Records shown START

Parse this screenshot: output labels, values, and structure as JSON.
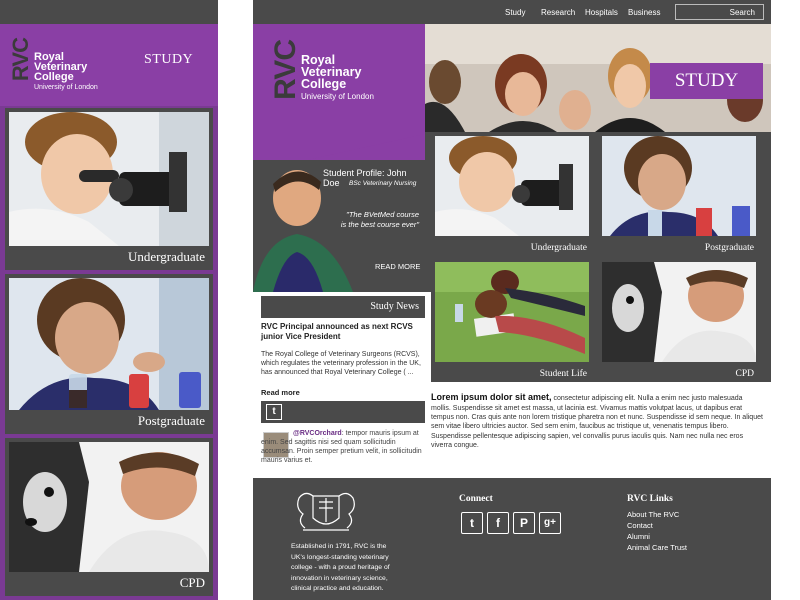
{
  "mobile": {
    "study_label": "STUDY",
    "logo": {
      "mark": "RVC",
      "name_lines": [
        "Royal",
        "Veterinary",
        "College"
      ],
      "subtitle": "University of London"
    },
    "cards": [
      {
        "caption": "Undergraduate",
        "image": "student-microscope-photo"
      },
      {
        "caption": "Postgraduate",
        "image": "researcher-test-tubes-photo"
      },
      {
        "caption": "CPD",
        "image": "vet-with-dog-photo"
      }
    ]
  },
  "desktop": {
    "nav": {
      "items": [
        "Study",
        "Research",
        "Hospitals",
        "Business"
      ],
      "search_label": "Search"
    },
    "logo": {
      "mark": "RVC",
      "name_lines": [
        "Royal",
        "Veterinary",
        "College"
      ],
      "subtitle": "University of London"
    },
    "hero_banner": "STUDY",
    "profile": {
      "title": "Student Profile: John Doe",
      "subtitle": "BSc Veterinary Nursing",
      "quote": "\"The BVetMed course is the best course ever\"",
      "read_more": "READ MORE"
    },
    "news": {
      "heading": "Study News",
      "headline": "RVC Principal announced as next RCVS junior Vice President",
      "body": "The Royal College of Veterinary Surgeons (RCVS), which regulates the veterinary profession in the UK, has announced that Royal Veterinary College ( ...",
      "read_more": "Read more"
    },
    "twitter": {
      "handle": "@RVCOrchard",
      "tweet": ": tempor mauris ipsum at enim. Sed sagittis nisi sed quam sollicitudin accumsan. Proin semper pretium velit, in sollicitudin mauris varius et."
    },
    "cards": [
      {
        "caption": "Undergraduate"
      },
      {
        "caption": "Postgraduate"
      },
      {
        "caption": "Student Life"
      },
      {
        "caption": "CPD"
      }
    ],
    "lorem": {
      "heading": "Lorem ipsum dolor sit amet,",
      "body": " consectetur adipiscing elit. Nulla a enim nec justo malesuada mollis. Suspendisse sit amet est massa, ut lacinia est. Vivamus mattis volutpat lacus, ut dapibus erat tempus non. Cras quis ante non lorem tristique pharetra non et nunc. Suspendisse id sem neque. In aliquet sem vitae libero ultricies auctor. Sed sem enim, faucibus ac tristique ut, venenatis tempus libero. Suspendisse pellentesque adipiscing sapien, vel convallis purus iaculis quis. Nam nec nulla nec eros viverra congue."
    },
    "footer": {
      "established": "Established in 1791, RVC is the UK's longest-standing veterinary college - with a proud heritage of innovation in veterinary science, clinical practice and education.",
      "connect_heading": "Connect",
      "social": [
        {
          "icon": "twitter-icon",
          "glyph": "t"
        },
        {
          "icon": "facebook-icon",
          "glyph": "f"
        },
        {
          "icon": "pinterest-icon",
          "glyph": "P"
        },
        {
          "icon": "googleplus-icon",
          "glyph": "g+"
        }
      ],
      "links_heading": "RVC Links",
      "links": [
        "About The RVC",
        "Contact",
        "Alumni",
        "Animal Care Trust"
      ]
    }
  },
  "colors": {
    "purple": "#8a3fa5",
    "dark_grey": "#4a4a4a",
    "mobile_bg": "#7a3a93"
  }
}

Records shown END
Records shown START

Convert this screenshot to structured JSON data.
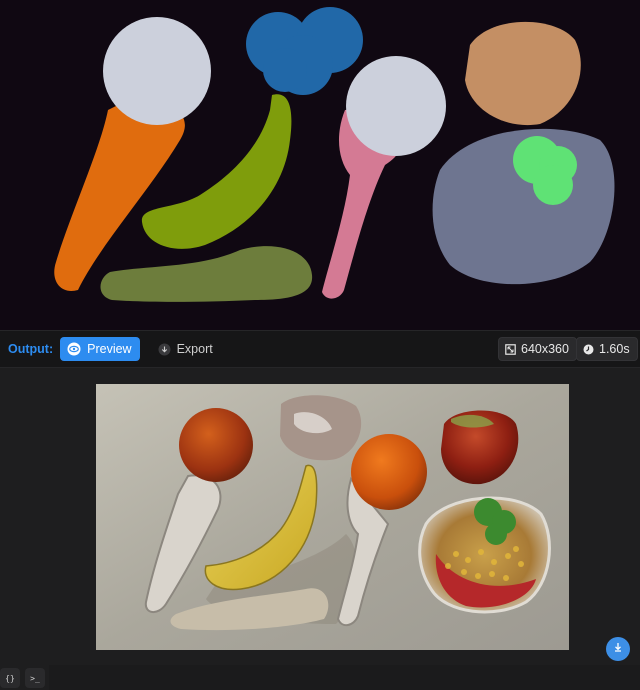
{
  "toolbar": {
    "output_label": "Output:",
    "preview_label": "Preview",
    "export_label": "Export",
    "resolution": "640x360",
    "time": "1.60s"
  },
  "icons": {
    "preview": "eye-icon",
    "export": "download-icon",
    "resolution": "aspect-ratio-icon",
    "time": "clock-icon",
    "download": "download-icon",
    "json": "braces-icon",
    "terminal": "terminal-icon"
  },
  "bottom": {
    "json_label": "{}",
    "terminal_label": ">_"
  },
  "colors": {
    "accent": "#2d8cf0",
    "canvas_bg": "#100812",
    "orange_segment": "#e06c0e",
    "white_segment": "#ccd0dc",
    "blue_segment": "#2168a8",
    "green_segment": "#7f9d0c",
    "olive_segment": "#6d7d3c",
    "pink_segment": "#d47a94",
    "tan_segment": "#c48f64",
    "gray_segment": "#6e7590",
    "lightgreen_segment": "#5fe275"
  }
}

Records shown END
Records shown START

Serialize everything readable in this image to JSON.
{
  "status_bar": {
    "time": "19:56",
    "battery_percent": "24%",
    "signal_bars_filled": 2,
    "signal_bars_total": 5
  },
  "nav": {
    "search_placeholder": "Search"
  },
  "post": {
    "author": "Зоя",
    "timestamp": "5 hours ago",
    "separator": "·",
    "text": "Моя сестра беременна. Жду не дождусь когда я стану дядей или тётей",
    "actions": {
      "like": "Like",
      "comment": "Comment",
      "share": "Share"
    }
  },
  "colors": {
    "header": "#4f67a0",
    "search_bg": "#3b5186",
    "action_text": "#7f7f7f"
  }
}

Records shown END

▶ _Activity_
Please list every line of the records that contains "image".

▶ _Task answer_
        "image": "student-microscope-photo"
        "image": "researcher-test-tubes-photo"
        "image": "vet-with-dog-photo"
Serialize everything readable in this image to JSON.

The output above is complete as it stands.